BearLeeBadenaugh
07-19-2015, 10:17 AM
Garage/rummage sales are a way of life here too. Went to a few of em yesterday, seems like I found a few of my big pet peeves too.

First off was an estate sale, my 2nd time there, since they'd put up the "1/2 price everything must go" signs. Even with the half off, they were asking too much. And then to top it off, if you're going to put up a sign stating bids accepted, don't get all insulted when I drop a lowball figure. Item in question was a granite topped table with chipped edges and in dire need of refinishing. They were asking $225. I offered $50, because I'd need to put about $100 worth of work into it, tag it at $350 at a buddy's store and eventually get 200-250 for it.

The next rummage sale was a big church event. They filled the parish hall/school lunchroom with table after table of stuff. Pretty much all junk. Overpriced junk, at that. I'm pretty sure that when the parish put out their call for rummage stuff people just packed up their trash. Probably make them more money by having the parish get a dumpster and charging congregants a small fee to junk their stuff.(dunno if that sort of thing would work, but I'm still a bit peeved at the local dump. Only $60 a ton for unsorted trash, BUT, there's a minimum charge of one ton. Cost $63.30 to get rid of 160lbs of old furniture)

After the next one I'm mentioning, I decided to H with the garage sales, get on with the rest of my errands. The might-as-well-be retail rummage sale. I can sum it up with one sentence, in fact, the sentence I used when talking to the guy behind the sale. "Look, I'm not going to pay you $95 for a tool that cost $100 and is beat up worst than the crap K&P rents out."

Kittish
07-19-2015, 10:52 AM
It's not a garage sale, but there's a guy around here who owns a storage unit place, and he has stuff out for sale from (I'm guessing) abandoned units every weekend. Thing is, he wants near retail prices on stuff that is beat up, worn out and usually not the best quality to start with. Mind you, when I say near retail, I'm not talking about the Mart of Wall. He's actually MORE expensive than the Mart with some of his junk. And he will NOT budge on his prices. I've been seeing pretty much the same collection of stuff for several years whenever we drive by there on a weekend. The only change is that there's more of it.

BearLeeBadenaugh
07-20-2015, 03:45 PM
Kittish, the guy selling the stuff is the one who owns the storage complex? Interesting. Buddy of mine owns a storage complex and from what he's said, he HAS to sell the unit under WI law. In addition, he can't buy the unit at the auction because he's the seller.

I'd have to look up the exact wording, but it's something along the lines of the landlord is only due rent/late fees/what they would have collected via the contract.

When a tenant leaves property behind the landlord can store it and place a lien on it for cost of storage.(Generally done when the place has open units and/or no wait list. Landlord just puts a 2nd lock on the door and the tenant pays the lien to get their goods)

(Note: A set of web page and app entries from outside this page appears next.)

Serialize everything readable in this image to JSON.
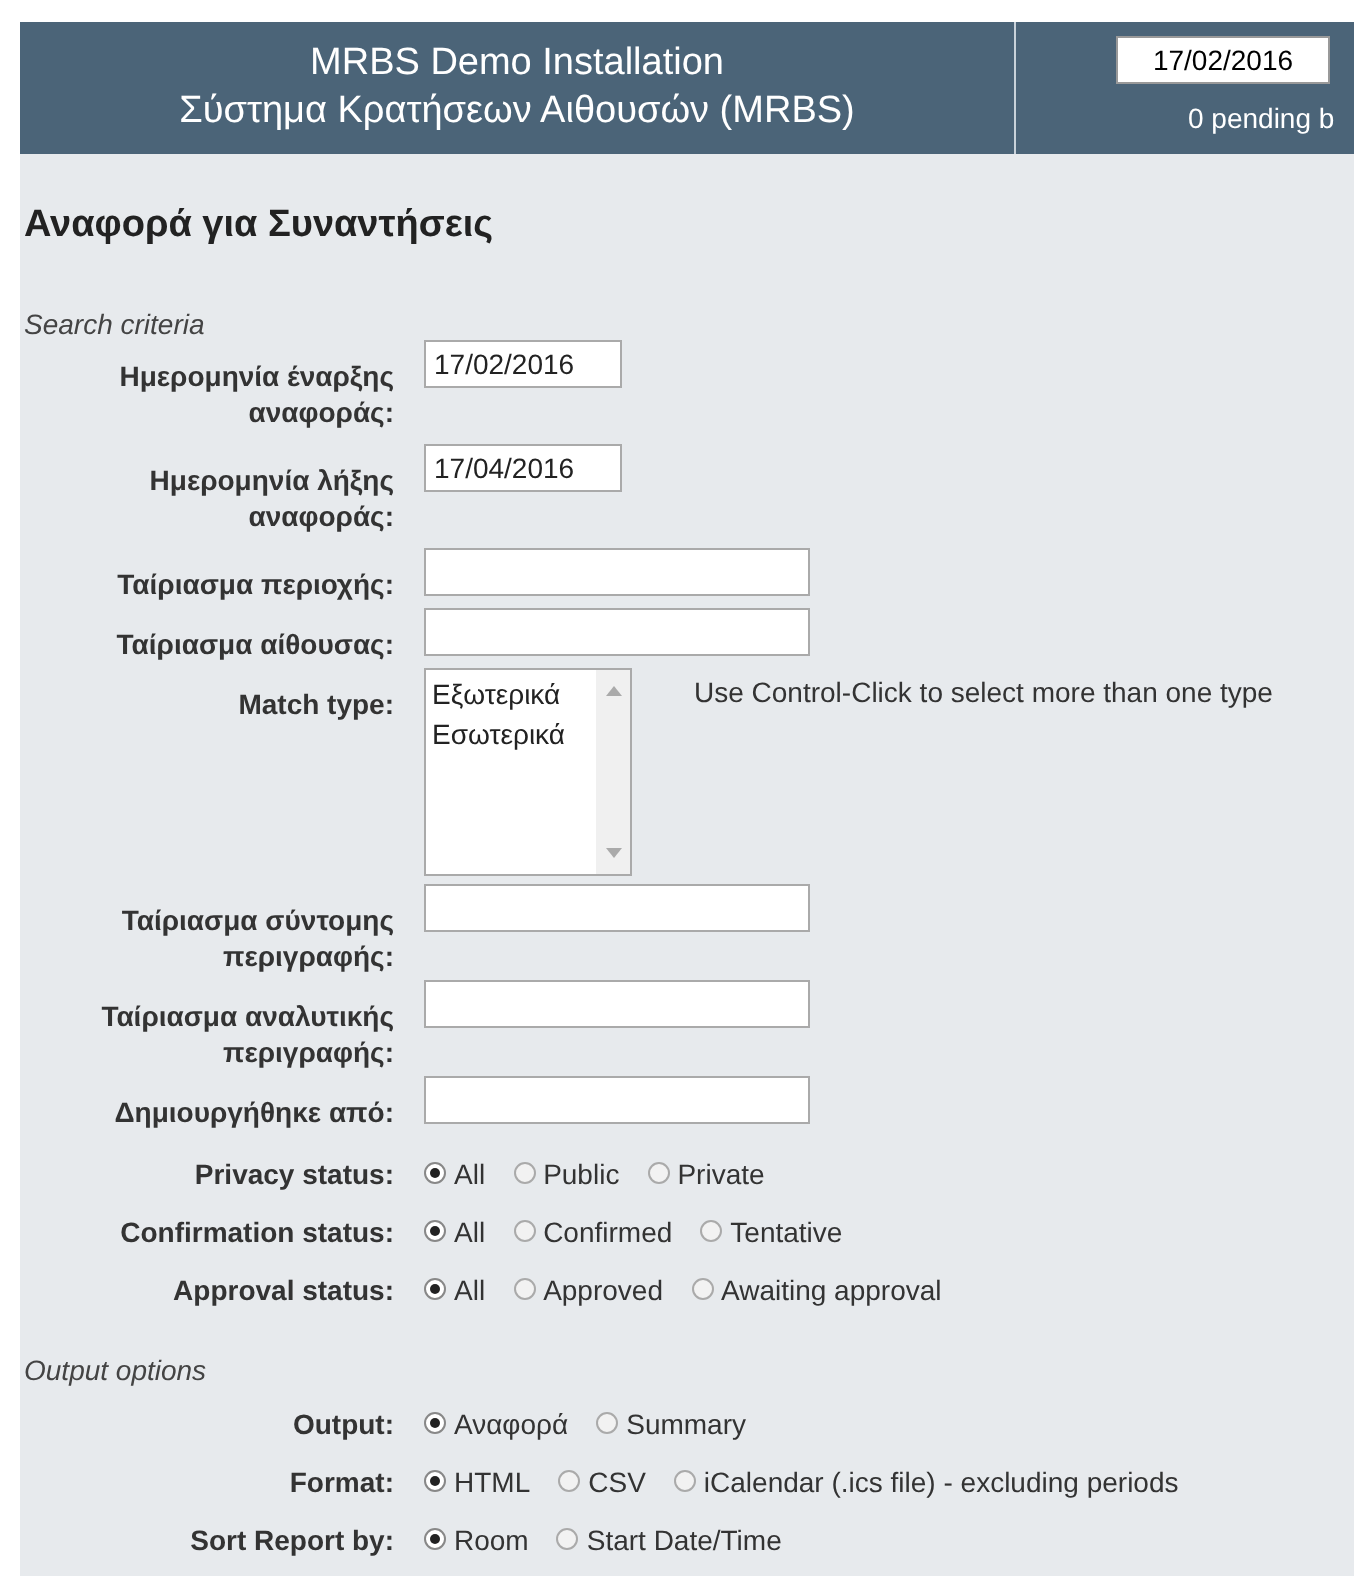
{
  "header": {
    "title": "MRBS Demo Installation",
    "subtitle": "Σύστημα Κρατήσεων Αιθουσών (MRBS)",
    "date_field": {
      "value": "17/02/2016"
    },
    "pending": "0 pending b"
  },
  "page_title": "Αναφορά για Συναντήσεις",
  "sections": [
    {
      "legend": "Search criteria",
      "rows": [
        {
          "kind": "date",
          "label": "Ημερομηνία έναρξης αναφοράς:",
          "value": "17/02/2016"
        },
        {
          "kind": "date",
          "label": "Ημερομηνία λήξης αναφοράς:",
          "value": "17/04/2016"
        },
        {
          "kind": "text",
          "label": "Ταίριασμα περιοχής:"
        },
        {
          "kind": "text",
          "label": "Ταίριασμα αίθουσας:"
        },
        {
          "kind": "select",
          "label": "Match type:",
          "hint": "Use Control-Click to select more than one type",
          "options": [
            {
              "label": "Εξωτερικά",
              "selected": false
            },
            {
              "label": "Εσωτερικά",
              "selected": false
            }
          ]
        },
        {
          "kind": "text",
          "label": "Ταίριασμα σύντομης περιγραφής:"
        },
        {
          "kind": "text",
          "label": "Ταίριασμα αναλυτικής περιγραφής:"
        },
        {
          "kind": "text",
          "label": "Δημιουργήθηκε από:"
        },
        {
          "kind": "radio",
          "label": "Privacy status:",
          "options": [
            {
              "label": "All",
              "selected": true
            },
            {
              "label": "Public",
              "selected": false
            },
            {
              "label": "Private",
              "selected": false
            }
          ]
        },
        {
          "kind": "radio",
          "label": "Confirmation status:",
          "options": [
            {
              "label": "All",
              "selected": true
            },
            {
              "label": "Confirmed",
              "selected": false
            },
            {
              "label": "Tentative",
              "selected": false
            }
          ]
        },
        {
          "kind": "radio",
          "label": "Approval status:",
          "options": [
            {
              "label": "All",
              "selected": true
            },
            {
              "label": "Approved",
              "selected": false
            },
            {
              "label": "Awaiting approval",
              "selected": false
            }
          ]
        }
      ]
    },
    {
      "legend": "Output options",
      "rows": [
        {
          "kind": "radio",
          "label": "Output:",
          "options": [
            {
              "label": "Αναφορά",
              "selected": true
            },
            {
              "label": "Summary",
              "selected": false
            }
          ]
        },
        {
          "kind": "radio",
          "label": "Format:",
          "options": [
            {
              "label": "HTML",
              "selected": true
            },
            {
              "label": "CSV",
              "selected": false
            },
            {
              "label": "iCalendar (.ics file) - excluding periods",
              "selected": false
            }
          ]
        },
        {
          "kind": "radio",
          "label": "Sort Report by:",
          "options": [
            {
              "label": "Room",
              "selected": true
            },
            {
              "label": "Start Date/Time",
              "selected": false
            }
          ]
        }
      ]
    }
  ]
}
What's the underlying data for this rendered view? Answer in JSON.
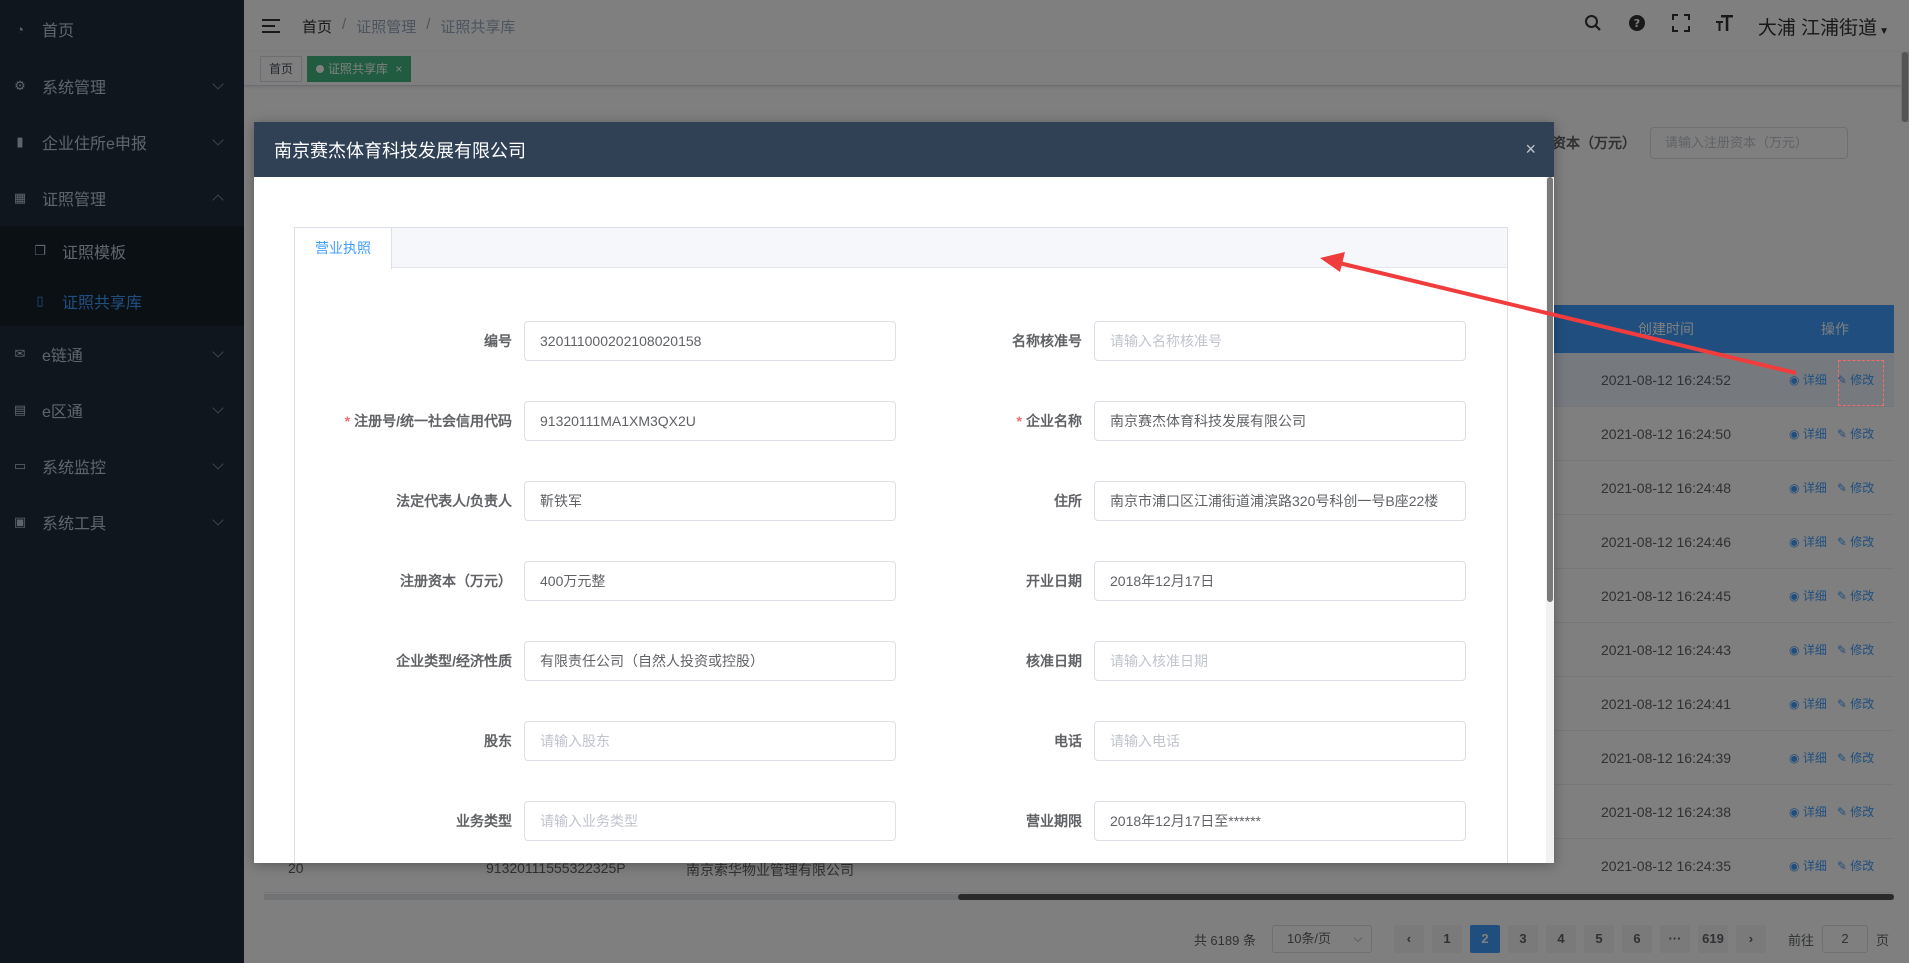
{
  "sidebar": {
    "items": [
      {
        "label": "首页",
        "icon": "dashboard-icon"
      },
      {
        "label": "系统管理",
        "icon": "gear-icon"
      },
      {
        "label": "企业住所e申报",
        "icon": "book-icon"
      },
      {
        "label": "证照管理",
        "icon": "grid-icon"
      },
      {
        "label": "e链通",
        "icon": "mail-icon"
      },
      {
        "label": "e区通",
        "icon": "document-icon"
      },
      {
        "label": "系统监控",
        "icon": "monitor-icon"
      },
      {
        "label": "系统工具",
        "icon": "toolbox-icon"
      }
    ],
    "submenu": [
      {
        "label": "证照模板",
        "icon": "copy-icon"
      },
      {
        "label": "证照共享库",
        "icon": "open-book-icon"
      }
    ]
  },
  "navbar": {
    "breadcrumb": [
      "首页",
      "证照管理",
      "证照共享库"
    ],
    "separator": "/",
    "user": "大浦  江浦街道"
  },
  "tags": {
    "home": "首页",
    "active": "证照共享库",
    "close": "×"
  },
  "background": {
    "filter_label": "资本（万元）",
    "filter_placeholder": "请输入注册资本（万元）",
    "table_headers": {
      "time": "创建时间",
      "ops": "操作"
    },
    "rows": [
      {
        "time": "2021-08-12 16:24:52"
      },
      {
        "time": "2021-08-12 16:24:50"
      },
      {
        "time": "2021-08-12 16:24:48"
      },
      {
        "time": "2021-08-12 16:24:46"
      },
      {
        "time": "2021-08-12 16:24:45"
      },
      {
        "time": "2021-08-12 16:24:43"
      },
      {
        "time": "2021-08-12 16:24:41"
      },
      {
        "time": "2021-08-12 16:24:39"
      },
      {
        "time": "2021-08-12 16:24:38"
      },
      {
        "time": "2021-08-12 16:24:35"
      }
    ],
    "op_detail": "详细",
    "op_edit": "修改",
    "last_row": {
      "index": "20",
      "code": "91320111555322325P",
      "name": "南京索华物业管理有限公司"
    },
    "pagination": {
      "total": "共 6189 条",
      "page_size": "10条/页",
      "pages": [
        "1",
        "2",
        "3",
        "4",
        "5",
        "6",
        "···",
        "619"
      ],
      "current": "2",
      "prev": "‹",
      "next": "›",
      "goto_prefix": "前往",
      "goto_value": "2",
      "goto_suffix": "页"
    }
  },
  "dialog": {
    "title": "南京赛杰体育科技发展有限公司",
    "close": "×",
    "tab": "营业执照",
    "fields_left": [
      {
        "label": "编号",
        "value": "320111000202108020158",
        "placeholder": "",
        "required": false
      },
      {
        "label": "注册号/统一社会信用代码",
        "value": "91320111MA1XM3QX2U",
        "placeholder": "",
        "required": true
      },
      {
        "label": "法定代表人/负责人",
        "value": "靳铁军",
        "placeholder": "",
        "required": false
      },
      {
        "label": "注册资本（万元）",
        "value": "400万元整",
        "placeholder": "",
        "required": false
      },
      {
        "label": "企业类型/经济性质",
        "value": "有限责任公司（自然人投资或控股）",
        "placeholder": "",
        "required": false
      },
      {
        "label": "股东",
        "value": "",
        "placeholder": "请输入股东",
        "required": false
      },
      {
        "label": "业务类型",
        "value": "",
        "placeholder": "请输入业务类型",
        "required": false
      }
    ],
    "fields_right": [
      {
        "label": "名称核准号",
        "value": "",
        "placeholder": "请输入名称核准号",
        "required": false
      },
      {
        "label": "企业名称",
        "value": "南京赛杰体育科技发展有限公司",
        "placeholder": "",
        "required": true
      },
      {
        "label": "住所",
        "value": "南京市浦口区江浦街道浦滨路320号科创一号B座22楼",
        "placeholder": "",
        "required": false
      },
      {
        "label": "开业日期",
        "value": "2018年12月17日",
        "placeholder": "",
        "required": false
      },
      {
        "label": "核准日期",
        "value": "",
        "placeholder": "请输入核准日期",
        "required": false
      },
      {
        "label": "电话",
        "value": "",
        "placeholder": "请输入电话",
        "required": false
      },
      {
        "label": "营业期限",
        "value": "2018年12月17日至******",
        "placeholder": "",
        "required": false
      }
    ]
  },
  "colors": {
    "sidebar_bg": "#1f2d3d",
    "accent": "#409eff",
    "tag_active": "#42b983",
    "dialog_header": "#304156",
    "annotation": "#f03c3c"
  }
}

There's also the option of selling or otherwise disposing of the property. Once the renter is in default a 30 day notice is sent. After that 30 days, the property can be sold/disposed of. From what I understand, the option of disposal is rarely used because of legal ambiguity.

When the property is sold the landlord can deduct sales and storage costs from the proceeds. Any money earned above and beyond sales & storage can be claimed by the tenant, they have 60 or 90 days. Past that time limit, the $ goes to the Dept of Administration as surplus funds.

Kittish
07-20-2015, 10:42 PM
Bear- pretty sure it is the owner of the facility doing the selling of stuff, yes. I don't know what the laws here in Nevada are regarding seizing and/or disposing of abandoned property, and I point out again that I'm guessing that's where the guy's stuff has come from. After looking over his stuff once (and not seeing any significant changes in what he's got set out in several years) I haven't been interested enough to stop again, or I might ask him about it.